But while the corruption chain in Kenya is intertwined with a narrative of individuals and cartels looting public money, the responsibility of this major financial industry player is often ignored or downplayed.

The scams have largely featured procurement anomalies and unusually huge financial transactions in banks, through which public money is siphoned.

The banking industry is guided by key pillars meant to guard against illicit financial transactions. The Anti-Money Laundering and Counterfeit Financing of Terrorism (AML/CFT) law, for instance, mandates banks to perform requisite due diligence checks prior to establishing bank accounts for customers. This enables them to monitor account transactions and keep records of their operations.
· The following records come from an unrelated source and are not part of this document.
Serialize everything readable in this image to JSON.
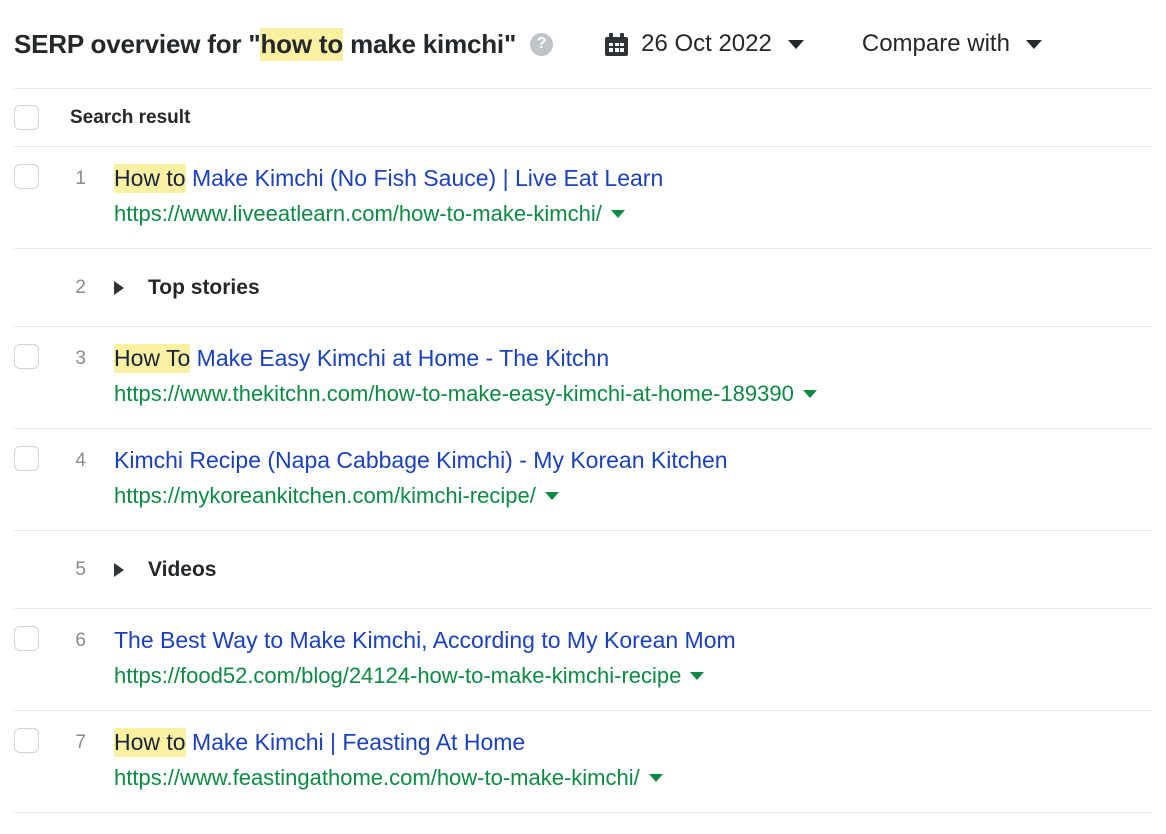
{
  "header": {
    "title_prefix": "SERP overview for \"",
    "title_highlight": "how to",
    "title_suffix": " make kimchi\"",
    "help_icon_glyph": "?",
    "help_icon_name": "help-circle-icon",
    "date_value": "26 Oct 2022",
    "date_icon_name": "calendar-icon",
    "compare_label": "Compare with",
    "caret_glyph": "▾"
  },
  "table": {
    "column_header": "Search result",
    "rows": [
      {
        "kind": "result",
        "rank": "1",
        "has_checkbox": true,
        "title_highlight": "How to",
        "title_rest": " Make Kimchi (No Fish Sauce) | Live Eat Learn",
        "url": "https://www.liveeatlearn.com/how-to-make-kimchi/"
      },
      {
        "kind": "feature",
        "rank": "2",
        "has_checkbox": false,
        "label": "Top stories"
      },
      {
        "kind": "result",
        "rank": "3",
        "has_checkbox": true,
        "title_highlight": "How To",
        "title_rest": " Make Easy Kimchi at Home - The Kitchn",
        "url": "https://www.thekitchn.com/how-to-make-easy-kimchi-at-home-189390"
      },
      {
        "kind": "result",
        "rank": "4",
        "has_checkbox": true,
        "title_highlight": "",
        "title_rest": "Kimchi Recipe (Napa Cabbage Kimchi) - My Korean Kitchen",
        "url": "https://mykoreankitchen.com/kimchi-recipe/"
      },
      {
        "kind": "feature",
        "rank": "5",
        "has_checkbox": false,
        "label": "Videos"
      },
      {
        "kind": "result",
        "rank": "6",
        "has_checkbox": true,
        "title_highlight": "",
        "title_rest": "The Best Way to Make Kimchi, According to My Korean Mom",
        "url": "https://food52.com/blog/24124-how-to-make-kimchi-recipe"
      },
      {
        "kind": "result",
        "rank": "7",
        "has_checkbox": true,
        "title_highlight": "How to",
        "title_rest": " Make Kimchi | Feasting At Home",
        "url": "https://www.feastingathome.com/how-to-make-kimchi/"
      }
    ]
  },
  "colors": {
    "title_link": "#1a41bd",
    "url_green": "#0c8a43",
    "highlight_yellow": "#f9f0a1",
    "text_dark": "#25282a",
    "rank_gray": "#868b8f",
    "divider": "#e7e8ec"
  }
}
Financial transactions that are uncommon to a bank customer’s profile need to be reported to the Financial Reporting Centre (FRC).

With such a seemingly well-structured institutional governance system in place, the question lingers why there are numerous unusual and illicit financial transactions processed by Kenyan banks.

Glaringly unusual dealings through the banking industry have brought to light the salient truth of the banks’ (un)willing complicity in the looting of public funds, which is actualised in an apparently enabling financial environment that incubates this norm. Queries, demands and warnings from the Central Bank of Kenya have done little to prevent systemic enablement of illicit financial flows within the institutions.

A 2015 report by the Global Witness states that, while most countries have the relevant laws and regulations, a large number of banks do not uphold them and are driven by profit-making demands without accountability.

In Kenya, for instance, the Proceeds of Crime and Anti-Money Laundering Act 2009 (Pocamla) mandates the FRC to investigate and report unusual transactions within banks. Interestingly, the MPs recently amended the Banking Circular No. 1 of 2016 (additional guidelines on Large Cash Transactions) by removing the requirement that all transactions over $10,000 (Sh1 million) must have additional information on the deal first provided to banks.

Kenya’s banks and oversight agencies ought to adopt smarter and more transparent approaches in ensuring that only legitimate and accountable funds flow through the system. And multiple options exist to cure the systemic loopholes.

First, the FRC needs to be accountable and update the public on a regular basis the number of reported cases of unusual cash flows in the banking sector and the outcome of their investigations.

Secondly, banks should enhance due diligence checks to enabling high scrutiny of accounts held by public officers and politically exposed persons who execute public budgets and individuals whose main business is supplying goods and services to the government.

Lastly, the Kenyan banking industry ought to increase monetary sanctions and fines on financial institutions that allow illicit public funds to flow through their system.